"COCKET, a village in the parish of Swansea, in the county of Glamorgan, South Wales, 1 mile from Swansea."
"CROSSRIM, a village in the parish of Swansea, in the county of Glamorgan near Swansea."
"DAN-Y-GRAIG, in the parish of Swansea St. Mary, county of Glamorgan, 1 mile E. of Swansea. Here is a lunatic asylum for Glamorgan, Pembroke, Cardigan, and Carmarthen."
"MORRISTON, a village in the parish and hundred of Swansea, county Glamorgan, 2 miles N. of Swansea, within which borough it is situated. It lies on Swansea Bay, near the mouth of the river Taw, and takes its name from the Morris family, by whom it was founded. The inhabitants are chiefly engaged in the copper works and potteries. The living is a perpetual curacy in the diocese of St. David's, value £90. The church is a modern edifice."
"PENYRHWEL, a hamlet in the parish of Swansea, county Glamorgan, adjoining Swansea."
"ST. THOMAS, a hamlet in the parish of Swansea, county Glamorgan, near Swansea.

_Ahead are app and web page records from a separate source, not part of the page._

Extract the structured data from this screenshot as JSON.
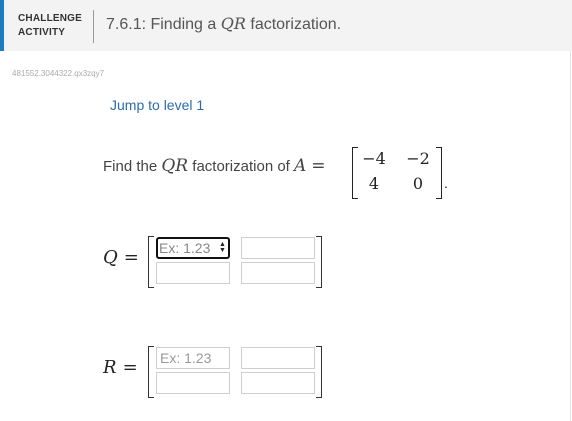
{
  "header": {
    "kicker_line1": "CHALLENGE",
    "kicker_line2": "ACTIVITY",
    "title_prefix": "7.6.1: Finding a ",
    "title_math": "QR",
    "title_suffix": " factorization."
  },
  "activity_code": "481552.3044322.qx3zqy7",
  "jump_link": "Jump to level 1",
  "prompt": {
    "prefix": "Find the ",
    "math_qr": "QR",
    "middle": " factorization of ",
    "math_a": "A",
    "equals": "=",
    "period": "."
  },
  "matrix_a": {
    "r1c1": "−4",
    "r1c2": "−2",
    "r2c1": "4",
    "r2c2": "0"
  },
  "q_label": "Q",
  "r_label": "R",
  "equals_sign": "=",
  "inputs": {
    "placeholder": "Ex: 1.23",
    "q11_value": "Ex: 1.23",
    "spin_up": "▲",
    "spin_down": "▼"
  },
  "colors": {
    "accent": "#1f7bc1",
    "link": "#2b6cb0"
  }
}
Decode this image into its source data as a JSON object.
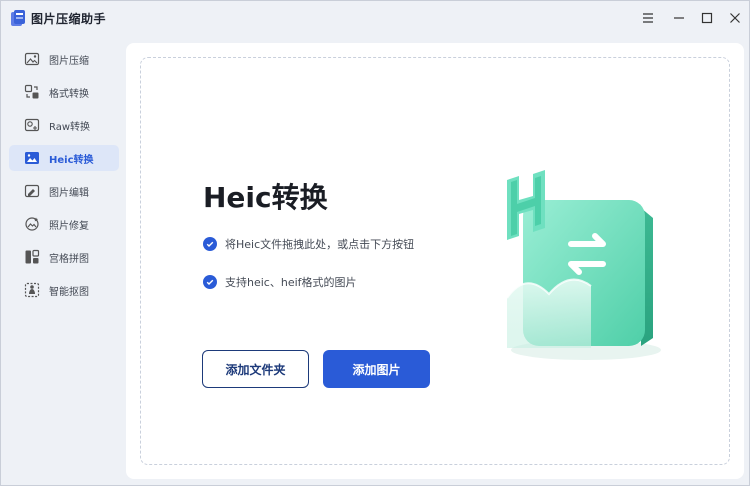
{
  "app": {
    "title": "图片压缩助手"
  },
  "window_controls": [
    "menu-icon",
    "minimize-icon",
    "maximize-icon",
    "close-icon"
  ],
  "sidebar": {
    "items": [
      {
        "label": "图片压缩",
        "icon": "image-compress-icon",
        "active": false
      },
      {
        "label": "格式转换",
        "icon": "format-convert-icon",
        "active": false
      },
      {
        "label": "Raw转换",
        "icon": "raw-convert-icon",
        "active": false
      },
      {
        "label": "Heic转换",
        "icon": "heic-convert-icon",
        "active": true
      },
      {
        "label": "图片编辑",
        "icon": "image-edit-icon",
        "active": false
      },
      {
        "label": "照片修复",
        "icon": "photo-repair-icon",
        "active": false
      },
      {
        "label": "宫格拼图",
        "icon": "grid-collage-icon",
        "active": false
      },
      {
        "label": "智能抠图",
        "icon": "smart-cutout-icon",
        "active": false
      }
    ]
  },
  "main": {
    "heading": "Heic转换",
    "bullets": [
      "将Heic文件拖拽此处，或点击下方按钮",
      "支持heic、heif格式的图片"
    ],
    "add_folder_label": "添加文件夹",
    "add_image_label": "添加图片"
  },
  "colors": {
    "accent": "#2a5bd7",
    "active_bg": "#dde6f8",
    "illustration_teal": "#5fd8b4"
  }
}
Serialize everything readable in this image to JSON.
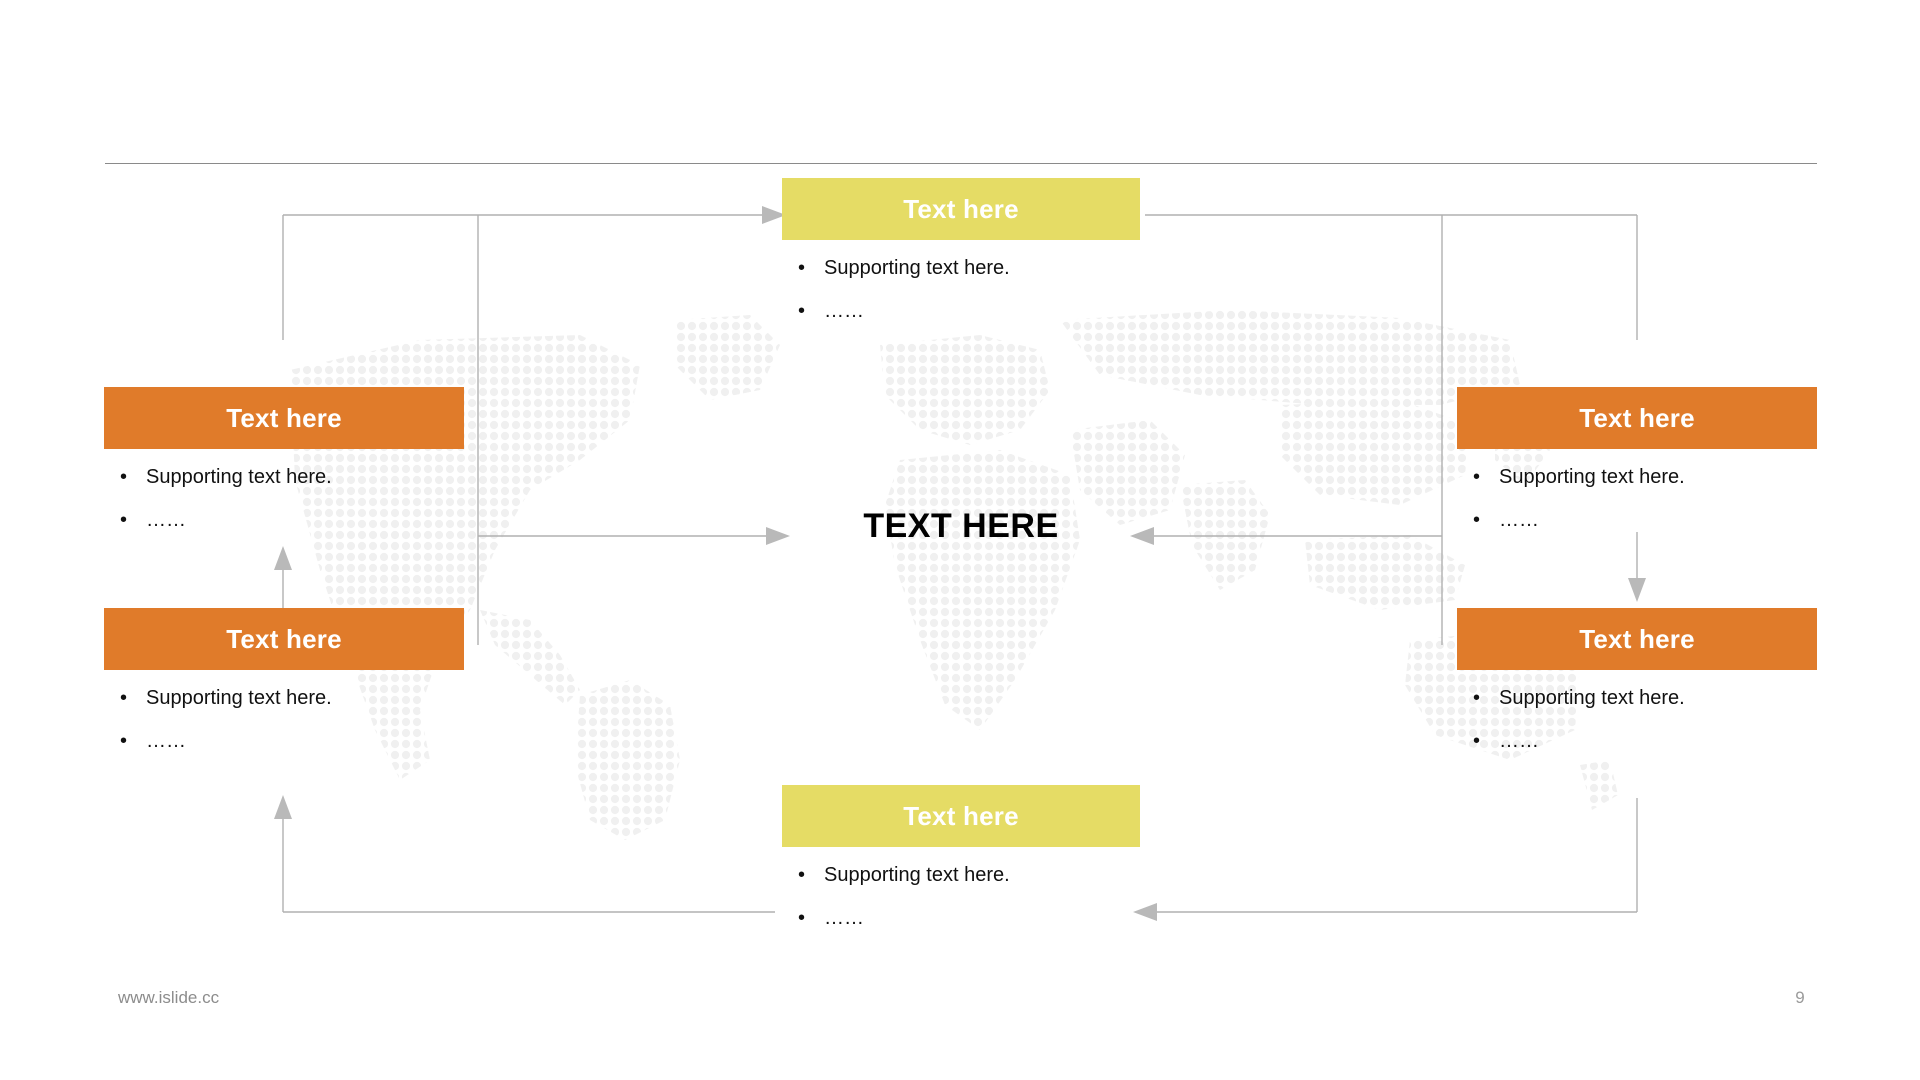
{
  "slide": {
    "page_number": "9",
    "footer_url": "www.islide.cc",
    "center_label": "TEXT HERE",
    "colors": {
      "orange": "#E07B2A",
      "yellow": "#E5DC65",
      "connector_gray": "#B0B0B0",
      "divider_gray": "#8A8A8A",
      "map_dot_gray": "#F0F0F0",
      "footer_gray": "#8C8C8C",
      "body_text": "#111111"
    }
  },
  "nodes": {
    "top": {
      "title": "Text here",
      "accent": "yellow",
      "bullets": [
        "Supporting text here.",
        "……"
      ]
    },
    "bottom": {
      "title": "Text here",
      "accent": "yellow",
      "bullets": [
        "Supporting text here.",
        "……"
      ]
    },
    "left_top": {
      "title": "Text here",
      "accent": "orange",
      "bullets": [
        "Supporting text here.",
        "……"
      ]
    },
    "left_bottom": {
      "title": "Text here",
      "accent": "orange",
      "bullets": [
        "Supporting text here.",
        "……"
      ]
    },
    "right_top": {
      "title": "Text here",
      "accent": "orange",
      "bullets": [
        "Supporting text here.",
        "……"
      ]
    },
    "right_bottom": {
      "title": "Text here",
      "accent": "orange",
      "bullets": [
        "Supporting text here.",
        "……"
      ]
    }
  },
  "bullet_marker": "•"
}
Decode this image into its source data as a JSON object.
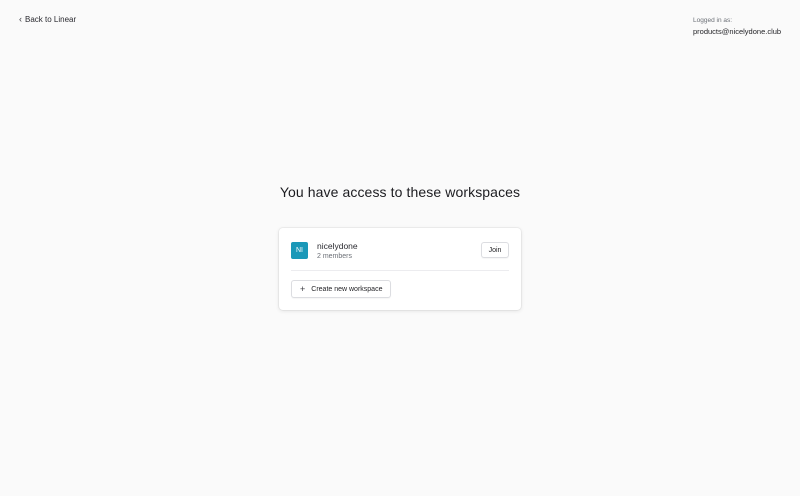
{
  "header": {
    "back_label": "Back to Linear",
    "back_icon": "chevron-left-icon",
    "login_label": "Logged in as:",
    "login_email": "products@nicelydone.club"
  },
  "main": {
    "heading": "You have access to these workspaces",
    "workspaces": [
      {
        "initials": "NI",
        "name": "nicelydone",
        "members": "2 members",
        "avatar_color": "#1a98b8",
        "join_label": "Join"
      }
    ],
    "create_label": "Create new workspace",
    "create_icon": "plus-icon"
  }
}
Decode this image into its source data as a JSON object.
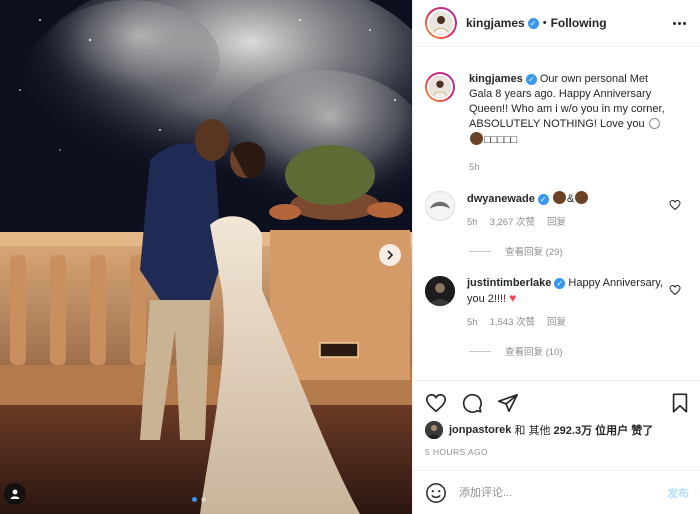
{
  "post": {
    "author": "kingjames",
    "follow_state": "Following",
    "separator": "•",
    "caption": "Our own personal Met Gala 8 years ago. Happy Anniversary Queen!! Who am i w/o you in my corner, ABSOLUTELY NOTHING! Love you",
    "caption_tail": "□□□□□",
    "caption_time": "5h"
  },
  "comments": [
    {
      "user": "dwyanewade",
      "text": "&",
      "time": "5h",
      "likes": "3,267 次赞",
      "reply_label": "回复",
      "view_replies": "查看回复 (29)"
    },
    {
      "user": "justintimberlake",
      "text": "Happy Anniversary, you 2!!!!",
      "time": "5h",
      "likes": "1,543 次赞",
      "reply_label": "回复",
      "view_replies": "查看回复 (10)"
    }
  ],
  "likes_line": {
    "user": "jonpastorek",
    "mid": "和 其他",
    "count": "292.3万",
    "tail": "位用户 赞了"
  },
  "time_ago": "5 HOURS AGO",
  "comment_input": {
    "placeholder": "添加评论...",
    "post_label": "发布"
  },
  "carousel": {
    "slide_count": 2,
    "active_slide": 1
  },
  "colors": {
    "verified": "#3897f0",
    "heart": "#ed4956",
    "post_disabled": "#b2dffc",
    "carousel_active": "#3897f0"
  },
  "icons": [
    "chevron-right-icon",
    "user-tag-icon",
    "more-icon",
    "heart-icon",
    "comment-icon",
    "share-icon",
    "bookmark-icon",
    "emoji-icon",
    "verified-badge-icon"
  ]
}
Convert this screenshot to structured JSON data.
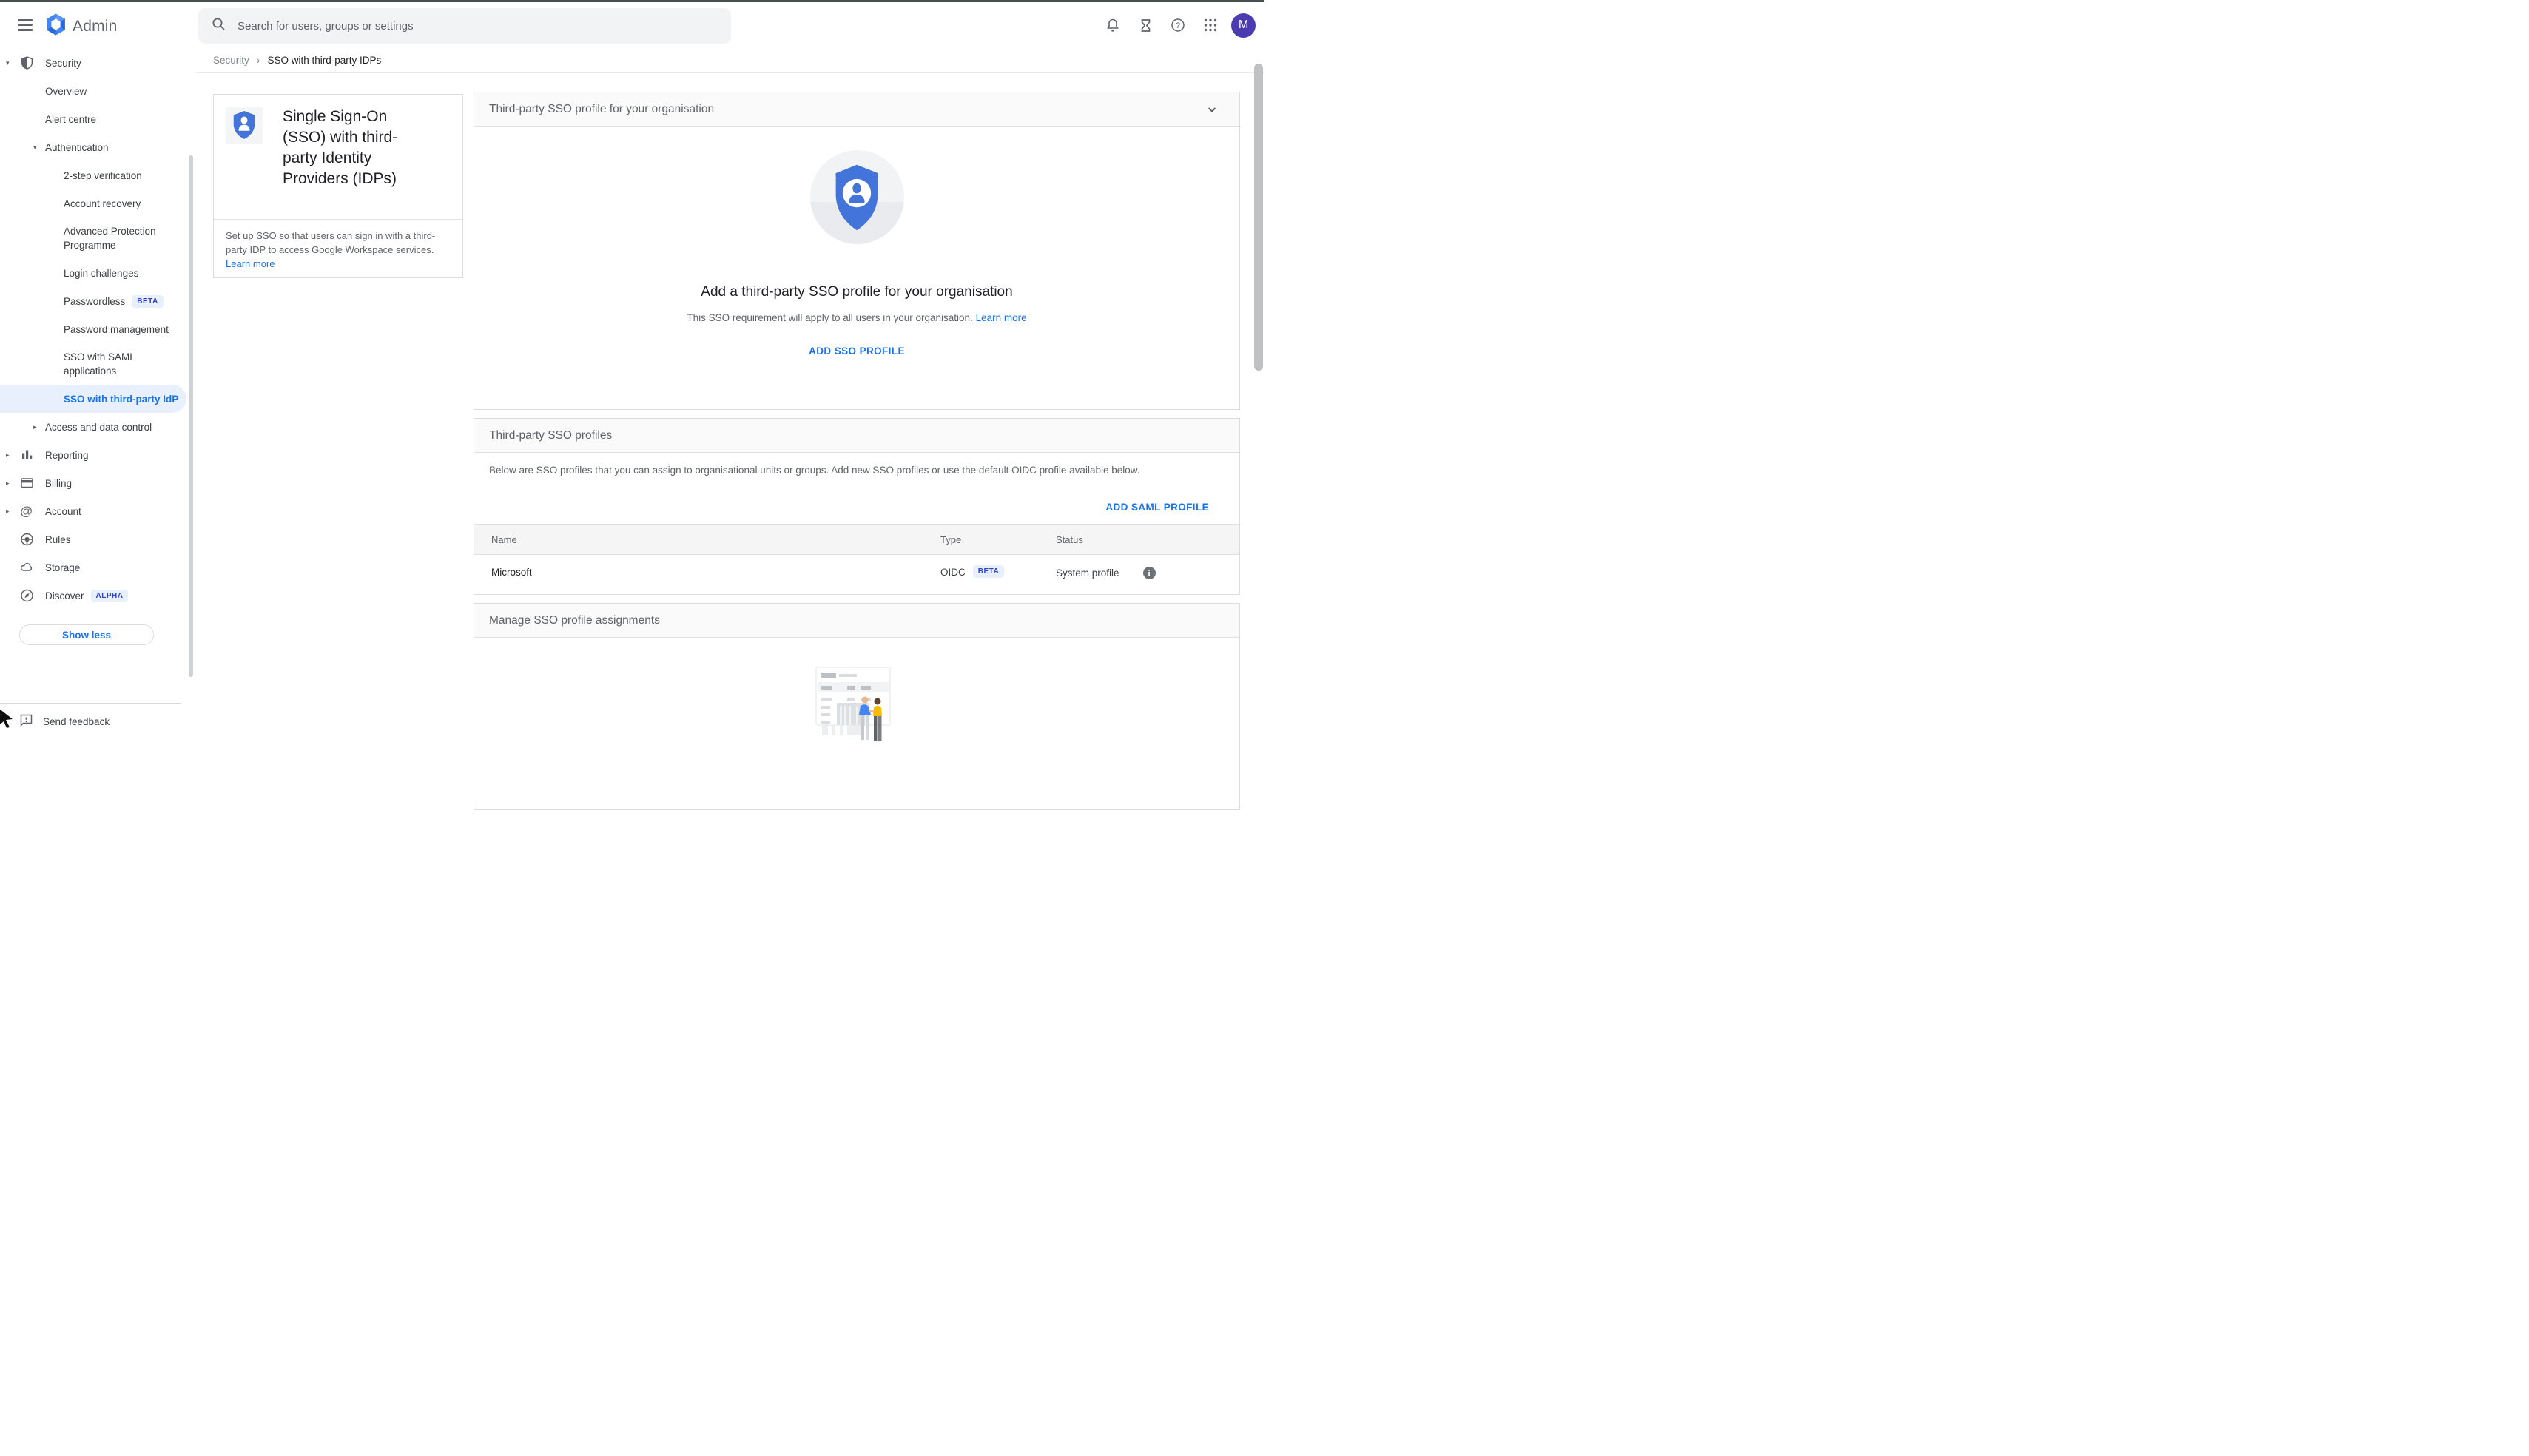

"WEEG, a village in the parish of Swansea, county Glamorgan, near Swansea."